Most people (80%) scan an online text instead of reading the entire thing.

Online readers commonly scan the text from top left to bottom right, are in a hurry, and will move on quickly if bored.

Reading online is 25-40% slower than on paper, and over half of all readers stop reading once the text gets over 20 lines long or so.

Avoid big blocks of text

If your paragraphs are too long, find or make a natural place to split them into two.

Would you rather read this…


…than this?


Some good ways to divide the text into more readable chunks:

  • Use intermediate titles (h3-tags in Epi, or bold if an additional nesting level is needed)
  • Keep paragraphs under 100 words.
  • Insert lists with bullet points (but keep the lists short – 10 entries or less)
  • Insert fact boxes or tables (Not too long or dominant, though)
  • Insert quotes (Use the “Knockout text” style in Epi)
  • Insert images or other graphic elements (Maps, illustrations, diagrams, etc)
  • A link to related content (“Read more about Bergen” between paragraphs, for instance)

In short: Avoid «tl;dr»! («too long; didn’t read»)

A sleeping reader leaves no clicks:



Another good way to increase readability is through bolding, ie emphasizing a few important words by putting them in bold. Here are some guidelines for using this:

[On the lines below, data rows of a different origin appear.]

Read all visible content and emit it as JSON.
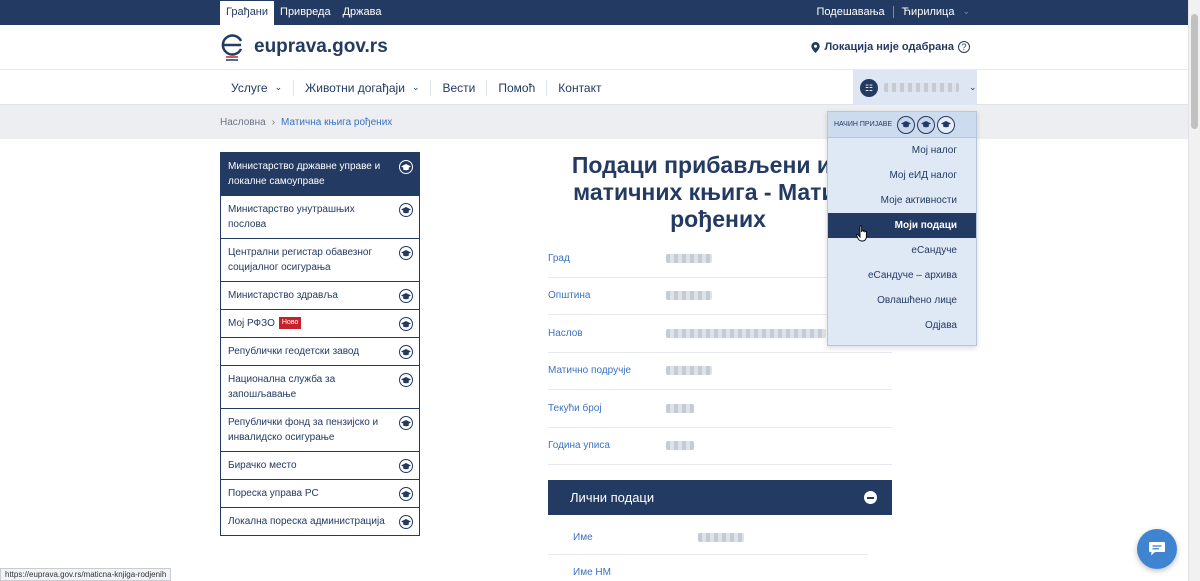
{
  "topbar": {
    "tabs": [
      {
        "label": "Грађани",
        "active": true
      },
      {
        "label": "Привреда",
        "active": false
      },
      {
        "label": "Држава",
        "active": false
      }
    ],
    "settings_label": "Подешавања",
    "script_label": "Ћирилица"
  },
  "header": {
    "logo_text": "euprava.gov.rs",
    "location_label": "Локација није одабрана",
    "help_glyph": "?"
  },
  "nav": {
    "items": [
      {
        "label": "Услуге",
        "has_dropdown": true
      },
      {
        "label": "Животни догађаји",
        "has_dropdown": true
      },
      {
        "label": "Вести",
        "has_dropdown": false
      },
      {
        "label": "Помоћ",
        "has_dropdown": false
      },
      {
        "label": "Контакт",
        "has_dropdown": false
      }
    ]
  },
  "breadcrumb": {
    "home": "Насловна",
    "separator": "›",
    "current": "Матична књига рођених"
  },
  "sidebar": {
    "items": [
      {
        "label": "Министарство државне управе и локалне самоуправе",
        "active": true
      },
      {
        "label": "Министарство унутрашњих послова"
      },
      {
        "label": "Централни регистар обавезног социјалног осигурања"
      },
      {
        "label": "Министарство здравља"
      },
      {
        "label": "Мој РФЗО",
        "badge": "Ново"
      },
      {
        "label": "Републички геодетски завод"
      },
      {
        "label": "Национална служба за запошљавање"
      },
      {
        "label": "Републички фонд за пензијско и инвалидско осигурање"
      },
      {
        "label": "Бирачко место"
      },
      {
        "label": "Пореска управа РС"
      },
      {
        "label": "Локална пореска администрација"
      }
    ]
  },
  "main": {
    "title_line1": "Подаци прибављени из Р",
    "title_line2": "матичних књига - Матичн",
    "title_line3": "рођених",
    "rows": [
      {
        "label": "Град"
      },
      {
        "label": "Општина"
      },
      {
        "label": "Наслов"
      },
      {
        "label": "Матично подручје"
      },
      {
        "label": "Текући број"
      },
      {
        "label": "Година уписа"
      }
    ],
    "section_title": "Лични подаци",
    "subrows": [
      {
        "label": "Име"
      },
      {
        "label": "Име НМ"
      }
    ]
  },
  "dropdown": {
    "login_label": "НАЧИН ПРИЈАВЕ",
    "items": [
      {
        "label": "Мој налог"
      },
      {
        "label": "Мој еИД налог"
      },
      {
        "label": "Моје активности"
      },
      {
        "label": "Моји подаци",
        "active": true
      },
      {
        "label": "еСандуче"
      },
      {
        "label": "еСандуче – архива"
      },
      {
        "label": "Овлашћено лице"
      },
      {
        "label": "Одјава"
      }
    ]
  },
  "status_url": "https://euprava.gov.rs/maticna-knjiga-rodjenih",
  "colors": {
    "primary": "#233a62",
    "link": "#3a72c4",
    "badge": "#c5222b",
    "chat": "#3f84d0"
  }
}
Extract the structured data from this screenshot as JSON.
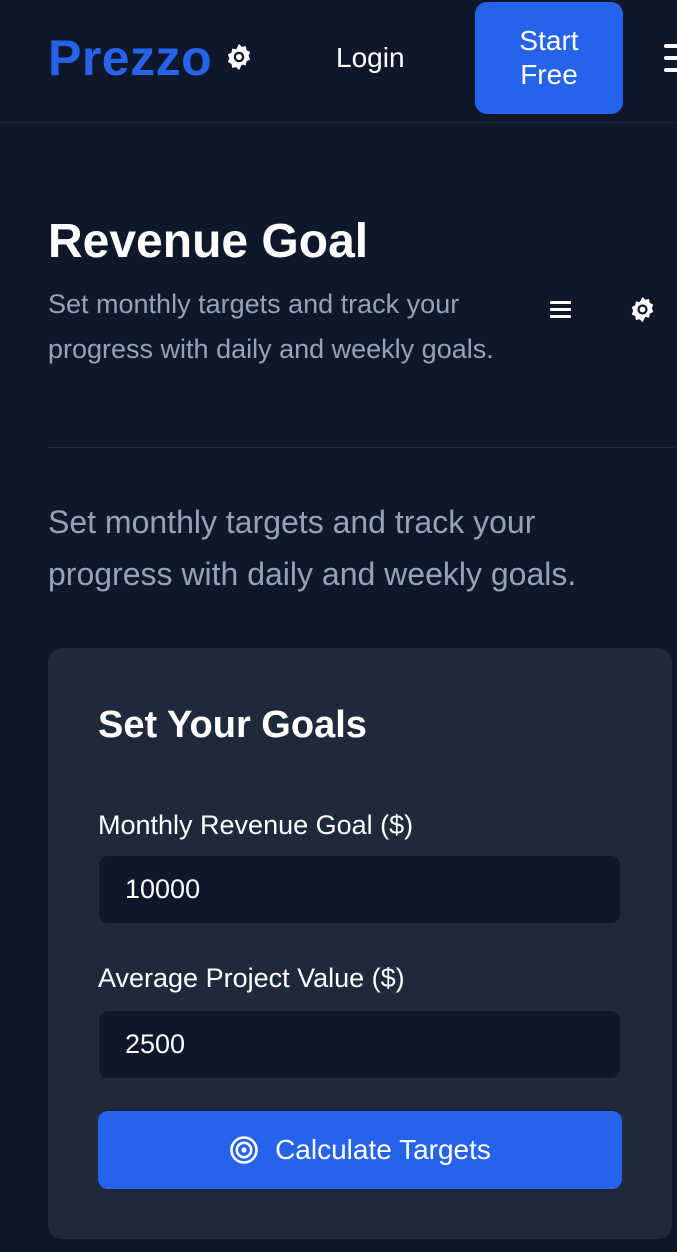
{
  "header": {
    "logo": "Prezzo",
    "login_label": "Login",
    "start_label": "Start Free"
  },
  "page": {
    "title": "Revenue Goal",
    "subtitle": "Set monthly targets and track your progress with daily and weekly goals.",
    "lead": "Set monthly targets and track your progress with daily and weekly goals."
  },
  "form": {
    "title": "Set Your Goals",
    "monthly_label": "Monthly Revenue Goal ($)",
    "monthly_value": "10000",
    "project_label": "Average Project Value ($)",
    "project_value": "2500",
    "calculate_label": "Calculate Targets"
  },
  "colors": {
    "background": "#0f172a",
    "card": "#1e293b",
    "accent": "#2563eb",
    "muted_text": "#94a3b8"
  },
  "icons": {
    "header_settings": "gear-icon",
    "header_menu": "hamburger-menu-icon",
    "title_menu": "hamburger-menu-icon",
    "title_settings": "gear-icon",
    "calculate": "target-icon"
  }
}
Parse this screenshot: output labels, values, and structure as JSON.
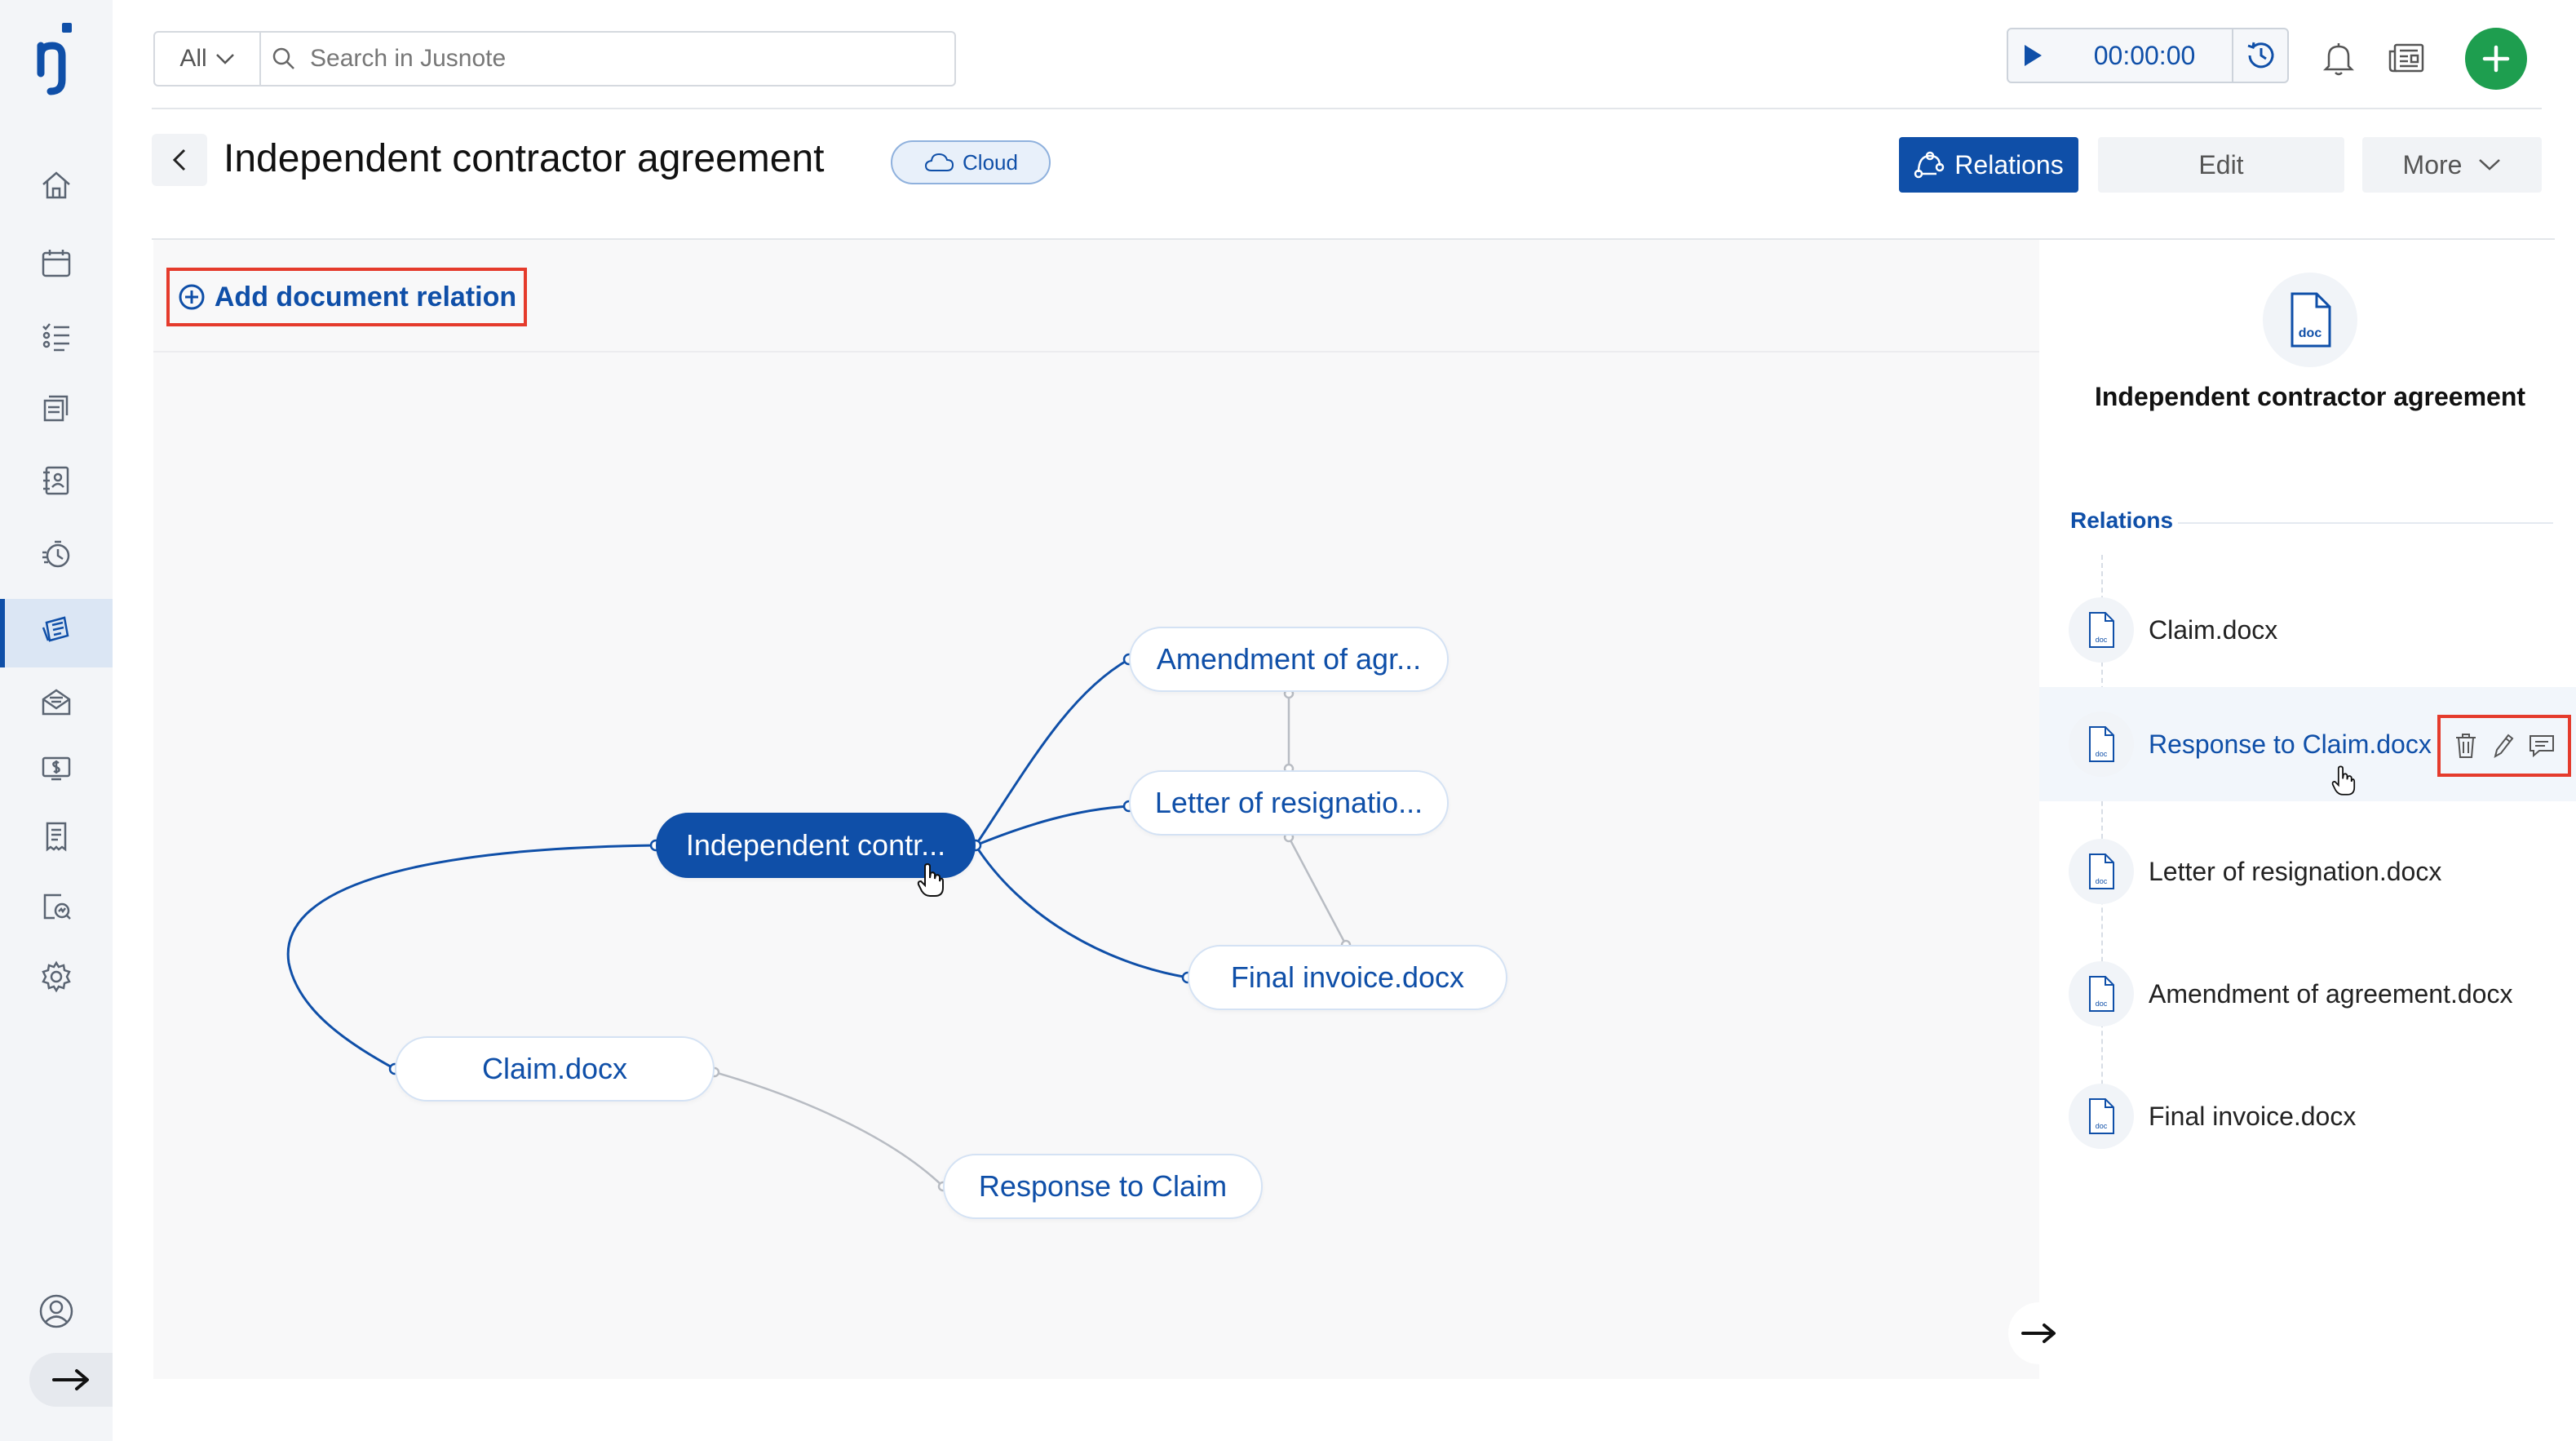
{
  "app": {
    "logo_text": "ŋ"
  },
  "search": {
    "scope": "All",
    "placeholder": "Search in Jusnote"
  },
  "timer": {
    "value": "00:00:00"
  },
  "header": {
    "title": "Independent contractor agreement",
    "badge": "Cloud",
    "relations_label": "Relations",
    "edit_label": "Edit",
    "more_label": "More"
  },
  "canvas": {
    "add_relation_label": "Add document relation",
    "nodes": {
      "main": "Independent contr...",
      "amendment": "Amendment of agr...",
      "letter": "Letter of resignatio...",
      "final": "Final invoice.docx",
      "claim": "Claim.docx",
      "response": "Response to Claim"
    }
  },
  "panel": {
    "doc_icon_label": "doc",
    "title": "Independent contractor agreement",
    "relations_heading": "Relations",
    "items": [
      {
        "name": "Claim.docx"
      },
      {
        "name": "Response to Claim.docx"
      },
      {
        "name": "Letter of resignation.docx"
      },
      {
        "name": "Amendment of agreement.docx"
      },
      {
        "name": "Final invoice.docx"
      }
    ]
  },
  "colors": {
    "brand": "#0f4fa8",
    "accent_green": "#1e9e4f",
    "highlight_red": "#e53b2c"
  }
}
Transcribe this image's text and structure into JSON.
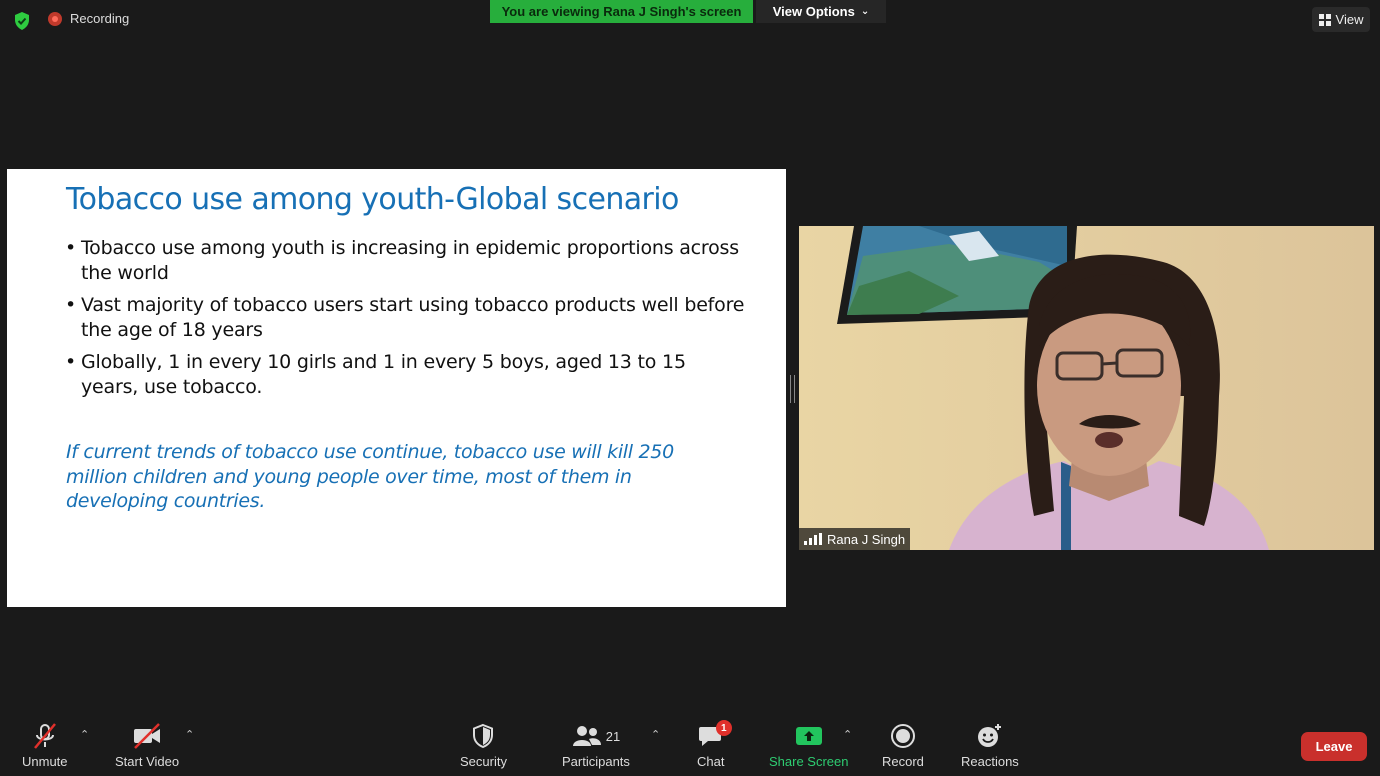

  • Makes it easier for the reader to pick up the important points when scanning the article.
  • Decide what the main point in each paragraph is, and put it in bold.
  • No longer than two to five words.
  • Should contain an action.
  • Too much bolding will defeat the purpose and actually decrease readability.
  • Use bold only – do not use ALL CAPS or underlined text; this will look like shouting, or be easily confused with links.
  • Do not bold link texts. It is usually best to insert links in the article first, and then do the bolding.
  • Bold important information only – if it is insignificant, subjective or anything but important facts, do not bold it.